Nietzsche could not have foreseen the effect of technology on the concept of the Übermensch, or the superman. One could argue that our reality truly became three dimensional once we were able to fluidly access cinematography. As if human life was animalistic, or two dimensional and rather flat, reality prior to video and the “instant replay” rests in two eyes viewing an object, two ears echo-locating a tone, two hands feeling something. Mystical powers divined from “third eye” thinking reveal new definitions when deconstructed. Whatever psychic or supernatural ways of perceiving, tiny cameras embedded in all sorts of devices signal a major shift in human sensory.
SenseCam could be a yoke of oppression if we want it to be. Or we can recognize this as one initial step in the evolution of humans externalizing our minds through material prosthesis. Ever-present access to “instant replay” video of life allows one to curb the flow of time. We bend the arrow of time and shoot a boomerang of time. Let’s not cull an infinite shelf space. Museums are pleasing to stroll through because things tend to be curated, promoted, and exhibited. Curation eats time, yet an algorithmic diet that auto-edits our life’s “instant replay” feed could be trans-dimensional.
Except, natural memories do not cost us as much as renting space in the cloud. Digital data banks rival money banks of brick and mortar past. Socioeconomic stratification, a virtual gentrification of life’s essence haunts the present mind just as home ownership once did. Will your digital afterlife be broadcast in HD, or could you not afford such quality?
“Once the difference between preserving and remembering has been established, one can trace how the former could undermine the latter. It might be that as more is preserved, less is remembered.” (Page 278)
“To expect Silicon Valley to embrace such high levels of cultural paternalism in a responsible manner seems premature.” (Page 290)
Engineered serendipity may never capture the bewilderment that plagues our minds.

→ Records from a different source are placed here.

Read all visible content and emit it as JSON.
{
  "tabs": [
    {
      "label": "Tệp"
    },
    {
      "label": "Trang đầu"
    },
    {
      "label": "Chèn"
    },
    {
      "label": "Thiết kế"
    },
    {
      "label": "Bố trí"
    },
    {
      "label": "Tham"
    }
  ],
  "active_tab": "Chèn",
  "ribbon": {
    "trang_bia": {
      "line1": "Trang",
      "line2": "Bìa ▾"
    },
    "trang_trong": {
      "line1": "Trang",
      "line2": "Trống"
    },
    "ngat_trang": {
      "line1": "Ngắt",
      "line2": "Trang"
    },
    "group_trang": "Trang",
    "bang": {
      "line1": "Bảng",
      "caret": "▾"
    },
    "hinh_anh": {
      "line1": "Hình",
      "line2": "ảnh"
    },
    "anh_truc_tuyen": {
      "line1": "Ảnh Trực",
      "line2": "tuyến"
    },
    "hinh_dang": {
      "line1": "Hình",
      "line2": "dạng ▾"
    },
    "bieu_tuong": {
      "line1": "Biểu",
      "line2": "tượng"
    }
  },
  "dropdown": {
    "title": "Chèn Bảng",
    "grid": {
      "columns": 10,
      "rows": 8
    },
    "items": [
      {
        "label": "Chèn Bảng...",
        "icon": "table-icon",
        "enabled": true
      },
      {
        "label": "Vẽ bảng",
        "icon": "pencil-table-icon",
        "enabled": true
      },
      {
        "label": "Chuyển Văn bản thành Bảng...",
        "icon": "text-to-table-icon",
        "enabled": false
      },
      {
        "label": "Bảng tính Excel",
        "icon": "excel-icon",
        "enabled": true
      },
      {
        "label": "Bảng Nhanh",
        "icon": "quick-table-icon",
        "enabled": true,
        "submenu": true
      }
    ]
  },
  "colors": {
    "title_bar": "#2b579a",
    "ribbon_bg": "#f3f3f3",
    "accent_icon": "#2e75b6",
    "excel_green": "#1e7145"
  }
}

“…it might be a mistake to think that better, faster, cheaper communications will solve the problem of communication, if only because misunderstanding might be a permanent feature of the human condition—and perhaps for good reasons.” (Page 293)